[Data records for software interfaces]
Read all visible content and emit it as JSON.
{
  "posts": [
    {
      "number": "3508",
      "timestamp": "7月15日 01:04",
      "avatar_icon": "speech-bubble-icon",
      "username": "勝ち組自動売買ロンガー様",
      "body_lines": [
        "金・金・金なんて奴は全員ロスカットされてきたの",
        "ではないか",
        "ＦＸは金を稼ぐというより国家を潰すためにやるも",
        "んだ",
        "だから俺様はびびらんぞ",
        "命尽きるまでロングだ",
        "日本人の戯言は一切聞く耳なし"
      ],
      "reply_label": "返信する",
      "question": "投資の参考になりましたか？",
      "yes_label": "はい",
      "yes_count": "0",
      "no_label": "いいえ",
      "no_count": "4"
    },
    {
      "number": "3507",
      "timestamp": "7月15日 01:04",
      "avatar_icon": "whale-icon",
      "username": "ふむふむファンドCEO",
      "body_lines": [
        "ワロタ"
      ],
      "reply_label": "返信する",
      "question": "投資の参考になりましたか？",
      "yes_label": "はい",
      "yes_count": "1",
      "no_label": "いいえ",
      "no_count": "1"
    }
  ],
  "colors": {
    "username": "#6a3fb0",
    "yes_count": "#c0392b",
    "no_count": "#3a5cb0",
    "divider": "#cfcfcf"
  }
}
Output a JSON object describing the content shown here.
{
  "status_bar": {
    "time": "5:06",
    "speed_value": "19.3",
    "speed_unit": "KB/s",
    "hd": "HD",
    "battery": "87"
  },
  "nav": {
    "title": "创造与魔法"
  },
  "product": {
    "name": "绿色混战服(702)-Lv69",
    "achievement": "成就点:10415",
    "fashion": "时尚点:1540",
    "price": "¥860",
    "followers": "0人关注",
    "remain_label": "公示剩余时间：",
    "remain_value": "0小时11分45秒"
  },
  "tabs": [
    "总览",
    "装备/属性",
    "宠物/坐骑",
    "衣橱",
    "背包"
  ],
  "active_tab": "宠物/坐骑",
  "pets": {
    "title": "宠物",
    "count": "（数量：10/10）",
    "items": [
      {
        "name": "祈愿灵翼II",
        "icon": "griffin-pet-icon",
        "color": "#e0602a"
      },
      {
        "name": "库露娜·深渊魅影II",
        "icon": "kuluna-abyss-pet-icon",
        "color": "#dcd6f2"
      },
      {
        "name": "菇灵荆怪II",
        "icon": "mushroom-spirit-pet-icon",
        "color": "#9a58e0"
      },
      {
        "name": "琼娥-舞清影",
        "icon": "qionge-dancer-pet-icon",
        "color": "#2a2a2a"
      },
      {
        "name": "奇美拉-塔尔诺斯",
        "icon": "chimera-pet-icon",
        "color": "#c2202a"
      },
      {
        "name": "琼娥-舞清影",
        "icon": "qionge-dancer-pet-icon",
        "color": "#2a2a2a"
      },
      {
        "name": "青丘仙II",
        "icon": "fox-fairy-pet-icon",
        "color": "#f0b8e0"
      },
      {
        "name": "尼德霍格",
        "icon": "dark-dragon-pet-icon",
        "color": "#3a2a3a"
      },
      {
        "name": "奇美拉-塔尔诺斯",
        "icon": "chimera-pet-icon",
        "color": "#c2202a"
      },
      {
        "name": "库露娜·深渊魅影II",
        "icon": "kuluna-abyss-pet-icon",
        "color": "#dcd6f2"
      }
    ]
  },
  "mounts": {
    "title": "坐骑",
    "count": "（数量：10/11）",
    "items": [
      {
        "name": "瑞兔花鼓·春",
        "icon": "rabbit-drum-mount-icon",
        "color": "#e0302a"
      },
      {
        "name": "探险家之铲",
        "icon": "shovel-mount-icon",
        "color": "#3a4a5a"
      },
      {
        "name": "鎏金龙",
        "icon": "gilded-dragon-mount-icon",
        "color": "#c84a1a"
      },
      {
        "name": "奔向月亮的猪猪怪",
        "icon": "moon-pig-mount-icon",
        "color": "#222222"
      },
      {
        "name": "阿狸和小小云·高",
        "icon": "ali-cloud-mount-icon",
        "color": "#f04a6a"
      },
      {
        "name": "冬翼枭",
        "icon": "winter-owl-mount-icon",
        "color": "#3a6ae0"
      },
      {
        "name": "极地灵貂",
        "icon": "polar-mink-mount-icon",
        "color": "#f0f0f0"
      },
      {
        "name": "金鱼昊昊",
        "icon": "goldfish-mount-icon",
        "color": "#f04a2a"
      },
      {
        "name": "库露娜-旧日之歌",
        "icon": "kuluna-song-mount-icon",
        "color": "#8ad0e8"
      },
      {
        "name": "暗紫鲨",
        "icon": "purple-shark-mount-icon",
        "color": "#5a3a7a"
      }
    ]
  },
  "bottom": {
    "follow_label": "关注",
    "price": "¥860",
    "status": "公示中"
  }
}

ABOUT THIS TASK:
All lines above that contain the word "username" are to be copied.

YOUR SOLUTION:
      "username": "勝ち組自動売買ロンガー様",
      "username": "ふむふむファンドCEO",
    "username": "#6a3fb0",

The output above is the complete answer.